Element data from apps and pages
##########
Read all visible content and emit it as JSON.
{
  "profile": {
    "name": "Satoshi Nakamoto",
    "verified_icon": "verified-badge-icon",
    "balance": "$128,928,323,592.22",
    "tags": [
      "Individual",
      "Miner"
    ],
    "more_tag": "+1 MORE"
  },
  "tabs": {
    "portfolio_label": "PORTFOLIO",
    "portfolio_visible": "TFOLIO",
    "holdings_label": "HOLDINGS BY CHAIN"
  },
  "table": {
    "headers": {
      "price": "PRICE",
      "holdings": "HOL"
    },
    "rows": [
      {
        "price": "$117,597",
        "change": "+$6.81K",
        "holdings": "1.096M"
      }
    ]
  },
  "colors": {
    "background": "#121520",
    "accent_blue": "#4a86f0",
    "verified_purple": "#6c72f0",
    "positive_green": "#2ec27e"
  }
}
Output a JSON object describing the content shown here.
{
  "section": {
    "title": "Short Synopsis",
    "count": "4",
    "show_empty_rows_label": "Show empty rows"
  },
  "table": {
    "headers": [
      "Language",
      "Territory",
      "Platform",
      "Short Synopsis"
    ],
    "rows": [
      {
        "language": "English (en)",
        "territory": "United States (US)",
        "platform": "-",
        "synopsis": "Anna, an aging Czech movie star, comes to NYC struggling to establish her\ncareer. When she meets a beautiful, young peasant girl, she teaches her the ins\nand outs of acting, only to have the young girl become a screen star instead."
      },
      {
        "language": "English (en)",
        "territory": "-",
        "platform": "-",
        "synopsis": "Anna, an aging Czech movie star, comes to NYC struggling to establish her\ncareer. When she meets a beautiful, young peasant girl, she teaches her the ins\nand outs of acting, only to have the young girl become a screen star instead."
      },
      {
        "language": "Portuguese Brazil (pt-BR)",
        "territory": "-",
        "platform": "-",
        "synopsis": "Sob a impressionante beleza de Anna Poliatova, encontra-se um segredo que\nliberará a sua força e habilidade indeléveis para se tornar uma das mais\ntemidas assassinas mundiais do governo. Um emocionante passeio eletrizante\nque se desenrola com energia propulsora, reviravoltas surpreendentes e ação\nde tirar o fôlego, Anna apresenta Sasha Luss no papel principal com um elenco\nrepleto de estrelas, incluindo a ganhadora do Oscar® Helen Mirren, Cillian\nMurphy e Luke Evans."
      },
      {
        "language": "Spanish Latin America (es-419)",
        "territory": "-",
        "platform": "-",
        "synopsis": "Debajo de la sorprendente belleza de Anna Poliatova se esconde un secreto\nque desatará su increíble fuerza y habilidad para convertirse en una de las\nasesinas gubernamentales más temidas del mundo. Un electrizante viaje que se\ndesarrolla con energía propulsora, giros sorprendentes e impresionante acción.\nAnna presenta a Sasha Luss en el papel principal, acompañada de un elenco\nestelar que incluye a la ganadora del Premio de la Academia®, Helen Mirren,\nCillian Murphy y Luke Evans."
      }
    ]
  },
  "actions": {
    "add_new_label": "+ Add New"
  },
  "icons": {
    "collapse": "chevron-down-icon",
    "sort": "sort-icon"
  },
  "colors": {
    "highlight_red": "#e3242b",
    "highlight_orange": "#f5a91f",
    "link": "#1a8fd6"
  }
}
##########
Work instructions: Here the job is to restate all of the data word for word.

Task output:
Read all visible content and emit it as JSON.
{
  "profile": {
    "name": "Satoshi Nakamoto",
    "verified_icon": "verified-badge-icon",
    "balance": "$128,928,323,592.22",
    "tags": [
      "Individual",
      "Miner"
    ],
    "more_tag": "+1 MORE"
  },
  "tabs": {
    "portfolio_label": "PORTFOLIO",
    "portfolio_visible": "TFOLIO",
    "holdings_label": "HOLDINGS BY CHAIN"
  },
  "table": {
    "headers": {
      "price": "PRICE",
      "holdings": "HOL"
    },
    "rows": [
      {
        "price": "$117,597",
        "change": "+$6.81K",
        "holdings": "1.096M"
      }
    ]
  },
  "colors": {
    "background": "#121520",
    "accent_blue": "#4a86f0",
    "verified_purple": "#6c72f0",
    "positive_green": "#2ec27e"
  }
}
Output a JSON object describing the content shown here.
{
  "section": {
    "title": "Short Synopsis",
    "count": "4",
    "show_empty_rows_label": "Show empty rows"
  },
  "table": {
    "headers": [
      "Language",
      "Territory",
      "Platform",
      "Short Synopsis"
    ],
    "rows": [
      {
        "language": "English (en)",
        "territory": "United States (US)",
        "platform": "-",
        "synopsis": "Anna, an aging Czech movie star, comes to NYC struggling to establish her\ncareer. When she meets a beautiful, young peasant girl, she teaches her the ins\nand outs of acting, only to have the young girl become a screen star instead."
      },
      {
        "language": "English (en)",
        "territory": "-",
        "platform": "-",
        "synopsis": "Anna, an aging Czech movie star, comes to NYC struggling to establish her\ncareer. When she meets a beautiful, young peasant girl, she teaches her the ins\nand outs of acting, only to have the young girl become a screen star instead."
      },
      {
        "language": "Portuguese Brazil (pt-BR)",
        "territory": "-",
        "platform": "-",
        "synopsis": "Sob a impressionante beleza de Anna Poliatova, encontra-se um segredo que\nliberará a sua força e habilidade indeléveis para se tornar uma das mais\ntemidas assassinas mundiais do governo. Um emocionante passeio eletrizante\nque se desenrola com energia propulsora, reviravoltas surpreendentes e ação\nde tirar o fôlego, Anna apresenta Sasha Luss no papel principal com um elenco\nrepleto de estrelas, incluindo a ganhadora do Oscar® Helen Mirren, Cillian\nMurphy e Luke Evans."
      },
      {
        "language": "Spanish Latin America (es-419)",
        "territory": "-",
        "platform": "-",
        "synopsis": "Debajo de la sorprendente belleza de Anna Poliatova se esconde un secreto\nque desatará su increíble fuerza y habilidad para convertirse en una de las\nasesinas gubernamentales más temidas del mundo. Un electrizante viaje que se\ndesarrolla con energía propulsora, giros sorprendentes e impresionante acción.\nAnna presenta a Sasha Luss en el papel principal, acompañada de un elenco\nestelar que incluye a la ganadora del Premio de la Academia®, Helen Mirren,\nCillian Murphy y Luke Evans."
      }
    ]
  },
  "actions": {
    "add_new_label": "+ Add New"
  },
  "icons": {
    "collapse": "chevron-down-icon",
    "sort": "sort-icon"
  },
  "colors": {
    "highlight_red": "#e3242b",
    "highlight_orange": "#f5a91f",
    "link": "#1a8fd6"
  }
}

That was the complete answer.